UC Berkeley researchers found preliminary evidence for financial scarcity placing strain on parents in a way that decreases conversations with their children.
According to campus associate professor of psychology Mahesh Srinivasan, children from higher-income families will hear millions of words more than children from lower-income families by preschool, creating a “word gap.”
While researchers have debated the magnitude of the difference, studies have shown a connection between the number of words parents speak to their children and their vocabulary growth, literacy, school readiness and academic performance in school, Srinivasan said.
Srinivasan noted that this finding has led to parenting interventions built on the idea that lower-income parents lack parenting knowledge. Srinivasan, lead author and UC Berkeley doctoral candidate Monica Ellwood-Lowe and current University of Chicago postdoctoral researcher Ruthe Foushee tested a different explanation and published their findings in Developmental Science in July, according to Srinivasan and a UC Berkeley press release.
As part of the Language and Cognitive Development Lab, the team hypothesized that parents spoke less to their children because of financial strains. Stressors of dangerous neighborhoods and access to food moved the focus away from individual parents’ issues, according to Srinivasan, who is the senior author of the paper.
“Our research is really about shifting the focus of attention toward how we can support parents and away from what parents are doing wrong, potentially,” Ellwood-Lowe said. “It comes from a belief that we have, which is not empirically tested, that parents are generally trying to be the best parent they can be.”

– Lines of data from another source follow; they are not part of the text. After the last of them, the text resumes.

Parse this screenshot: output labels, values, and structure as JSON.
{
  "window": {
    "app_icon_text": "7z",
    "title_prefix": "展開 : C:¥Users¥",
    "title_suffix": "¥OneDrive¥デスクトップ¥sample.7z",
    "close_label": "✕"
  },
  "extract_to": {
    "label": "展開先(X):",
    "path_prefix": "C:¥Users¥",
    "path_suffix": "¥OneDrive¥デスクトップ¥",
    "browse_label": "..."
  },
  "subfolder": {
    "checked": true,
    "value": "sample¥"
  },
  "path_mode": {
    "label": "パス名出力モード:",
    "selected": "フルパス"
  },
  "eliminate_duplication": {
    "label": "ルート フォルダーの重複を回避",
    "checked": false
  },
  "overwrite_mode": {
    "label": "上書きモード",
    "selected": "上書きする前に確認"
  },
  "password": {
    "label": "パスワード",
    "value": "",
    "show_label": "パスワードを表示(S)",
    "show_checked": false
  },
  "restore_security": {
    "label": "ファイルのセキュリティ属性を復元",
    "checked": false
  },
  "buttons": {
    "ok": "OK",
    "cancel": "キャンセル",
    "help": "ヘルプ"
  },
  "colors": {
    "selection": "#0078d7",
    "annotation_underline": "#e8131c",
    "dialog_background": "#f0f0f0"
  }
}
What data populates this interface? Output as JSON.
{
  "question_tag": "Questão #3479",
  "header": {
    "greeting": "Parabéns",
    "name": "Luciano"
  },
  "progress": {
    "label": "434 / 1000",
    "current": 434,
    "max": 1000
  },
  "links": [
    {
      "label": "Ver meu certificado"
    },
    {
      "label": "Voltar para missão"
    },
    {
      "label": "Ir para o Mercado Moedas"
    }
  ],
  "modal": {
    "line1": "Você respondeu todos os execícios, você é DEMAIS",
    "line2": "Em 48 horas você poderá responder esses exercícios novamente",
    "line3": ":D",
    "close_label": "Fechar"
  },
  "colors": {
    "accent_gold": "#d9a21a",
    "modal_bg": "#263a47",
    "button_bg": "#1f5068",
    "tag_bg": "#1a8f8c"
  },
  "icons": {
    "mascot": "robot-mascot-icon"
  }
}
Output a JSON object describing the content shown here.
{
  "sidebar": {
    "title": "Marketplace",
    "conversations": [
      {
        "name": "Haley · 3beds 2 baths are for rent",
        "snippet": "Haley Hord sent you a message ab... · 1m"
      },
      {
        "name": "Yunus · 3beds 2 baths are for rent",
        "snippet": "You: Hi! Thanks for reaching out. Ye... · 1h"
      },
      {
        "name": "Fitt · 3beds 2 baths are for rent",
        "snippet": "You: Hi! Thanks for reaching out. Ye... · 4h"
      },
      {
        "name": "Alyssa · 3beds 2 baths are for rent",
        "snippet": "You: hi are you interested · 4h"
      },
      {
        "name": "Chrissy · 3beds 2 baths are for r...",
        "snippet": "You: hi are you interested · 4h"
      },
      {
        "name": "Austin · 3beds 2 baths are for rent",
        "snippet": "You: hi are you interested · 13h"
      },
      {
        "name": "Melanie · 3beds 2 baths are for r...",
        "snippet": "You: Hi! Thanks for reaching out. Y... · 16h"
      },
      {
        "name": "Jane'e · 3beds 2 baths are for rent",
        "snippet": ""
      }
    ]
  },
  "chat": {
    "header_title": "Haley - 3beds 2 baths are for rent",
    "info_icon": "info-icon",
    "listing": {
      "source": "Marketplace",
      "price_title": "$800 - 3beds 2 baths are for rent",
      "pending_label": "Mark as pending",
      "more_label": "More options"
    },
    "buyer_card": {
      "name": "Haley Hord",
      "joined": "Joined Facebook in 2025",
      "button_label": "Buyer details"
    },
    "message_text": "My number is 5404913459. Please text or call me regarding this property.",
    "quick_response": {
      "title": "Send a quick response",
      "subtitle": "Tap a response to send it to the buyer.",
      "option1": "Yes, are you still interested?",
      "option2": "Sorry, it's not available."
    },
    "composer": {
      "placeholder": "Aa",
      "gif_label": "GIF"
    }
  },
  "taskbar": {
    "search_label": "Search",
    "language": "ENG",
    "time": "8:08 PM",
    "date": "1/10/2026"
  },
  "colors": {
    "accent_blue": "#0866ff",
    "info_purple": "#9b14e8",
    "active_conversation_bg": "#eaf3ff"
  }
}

The team conducted two studies. The first, an experimental study, randomly assigned parents to reflect on either recent experiences of scarcity or general experiences, according to Ellwood-Lowe.
The group assigned to reflect on scarcity talked slightly less with their children. The parents who reflected on financial strain consistently spoke less with their children than the other parents did, despite differences in education level and income.
The finding was exploratory, as not all of the parents reflecting on financial scarcity were engaging with severe experiences, Srinivasan added. In the second study, the team used a real-world database and found decreased speech at the end of the month.
Srinivasan noted that he was surprised to find that this effect was stronger in higher socioeconomic backgrounds.
“One hope of this sort of line of research is to say anybody, regardless of their personal characteristics, put into this position would have this kind of consequence in terms of how they interact with their kids,” Srinivasan said. “So we need to make sure that parents are not put in this position.”
A possible solution would be to provide cash transfer programs to parents, the effect of which his lab is preparing to study, Srinivasan noted. He added that cultural differences, school systems and how children adapt need to be considered.
For Foushee, the “word gap” represents just one story about the value of language.
“As a speaker, I would sooner forget half of my vocabulary than how to craft a joke, appreciate poems or songs, take a turn in conversation, or apologize or express condolences,” Foushee said in an email. “As a society member, I’m not sure that knowing a lot of English words and thriving in school should be the same thing.”